A one-inch Fleming Hydro-Ram needs a flow of 2-3 gallons per minute, while a two-inch Fleming Hydro-Ram requires 3-5 gallons per minute.


C. DETERMINING VERTICAL FALL

Having an adequate fall for the water from the source to the ram site is a very critical requirement. One of the easiest methods for calculating fall is to use a carpenter's level fastened securely to the top of a stick. (See diagram)


Starting at a proposed ram installation site, place the stick and level on the ground and observe where the line of sight hits the ground in front. Continue in this manner (remember to keep the device level at all times) until you reach the level of the water source. Multiply the height of the stick by the number of times it was moved from the ram site to water source to obtain total water fall.
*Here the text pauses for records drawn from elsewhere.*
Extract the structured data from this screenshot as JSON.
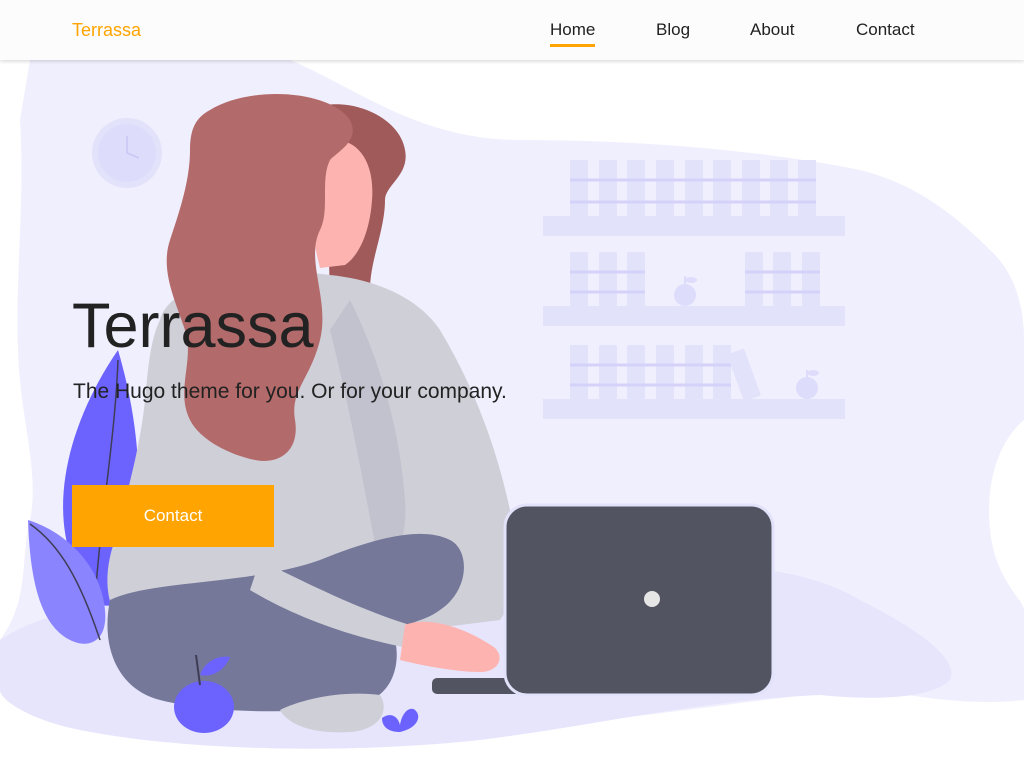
{
  "header": {
    "brand": "Terrassa",
    "nav": [
      {
        "label": "Home",
        "active": true
      },
      {
        "label": "Blog",
        "active": false
      },
      {
        "label": "About",
        "active": false
      },
      {
        "label": "Contact",
        "active": false
      }
    ]
  },
  "hero": {
    "title": "Terrassa",
    "subtitle": "The Hugo theme for you. Or for your company.",
    "cta_label": "Contact"
  },
  "colors": {
    "accent": "#ffa400",
    "text": "#222222",
    "blob": "#f0effd",
    "shelf": "#e3e2fb",
    "plant": "#6c63ff",
    "hair": "#b36a6a",
    "skin": "#fdb3b0",
    "sweater": "#cfcfd8",
    "pants": "#757899",
    "laptop": "#535461"
  },
  "icons": {
    "illustration": "woman-with-laptop-illustration",
    "clock": "clock-icon",
    "apple": "apple-icon",
    "plant": "plant-icon"
  }
}
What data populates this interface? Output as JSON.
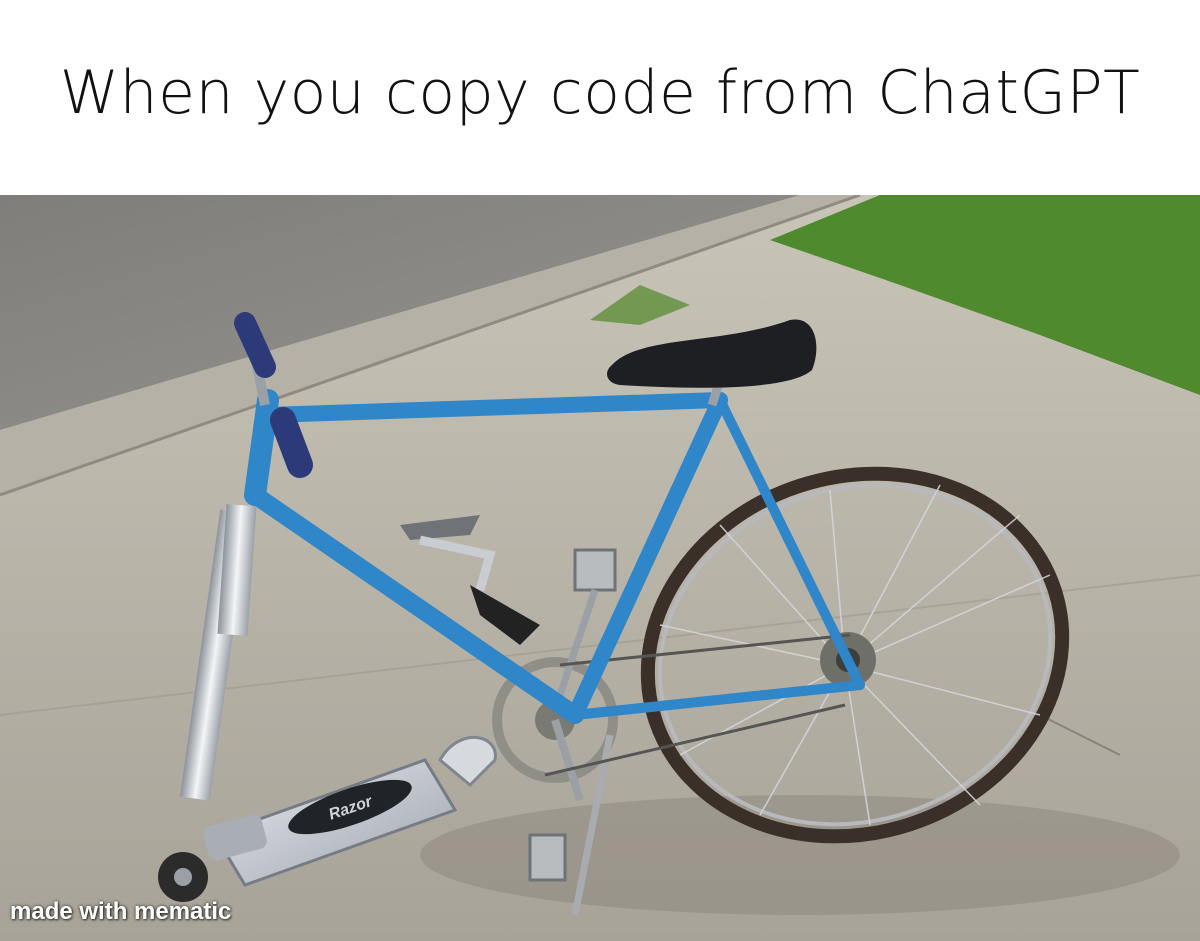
{
  "meme": {
    "caption": "When you copy code from ChatGPT",
    "watermark": "made with mematic"
  },
  "photo": {
    "scooter_brand": "Razor",
    "colors": {
      "bike_frame": "#2f86c8",
      "sidewalk": "#bdb8ad",
      "road": "#8a8986",
      "grass": "#4f8a2e"
    }
  }
}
D. DETERMINING VERTICAL LIFT

Vertical lift - total height to which water must be pumped from the ram site - can be determined by the same method used to calculate vertical fall.

It has been determined that under certain conditions the Fleming Hydro-Ram can pump water about ten times higher than the total fall of the water source.

For example, if the source has a fall of at least 5 feet, and there is adequate water flow to run the pump, the Fleming Hydro-Ram should lift a minimum volume of water at least 50 feet.


E. & F. DETERMINING HORIZONTAL DISTANCES

Horizontal distances - lengths of drive and delivery pipe - may be determined by first calculating the average length of one normal step. This can be done by dividing into 100 the number of steps you take in walking 100 feet. The result is an average distance in feet per step. Multiply this figure by the steps taken between ram and source as well as ram and delivery point to estimate lengths of pipe needed for the system.


With a rapidly falling stream...or from a dam...it may be possible to get a good "fall" from the source to the pump with only a minimal pipe run. But in every case there must be a length of hard rigid pipe so as to create a hammering effect.

 

 

The Ram Company
1-800-227-8511 (Virginia)
512 Dillard Hill Road
Lowesville, VA 22967
Email rhfleming@earthlink.net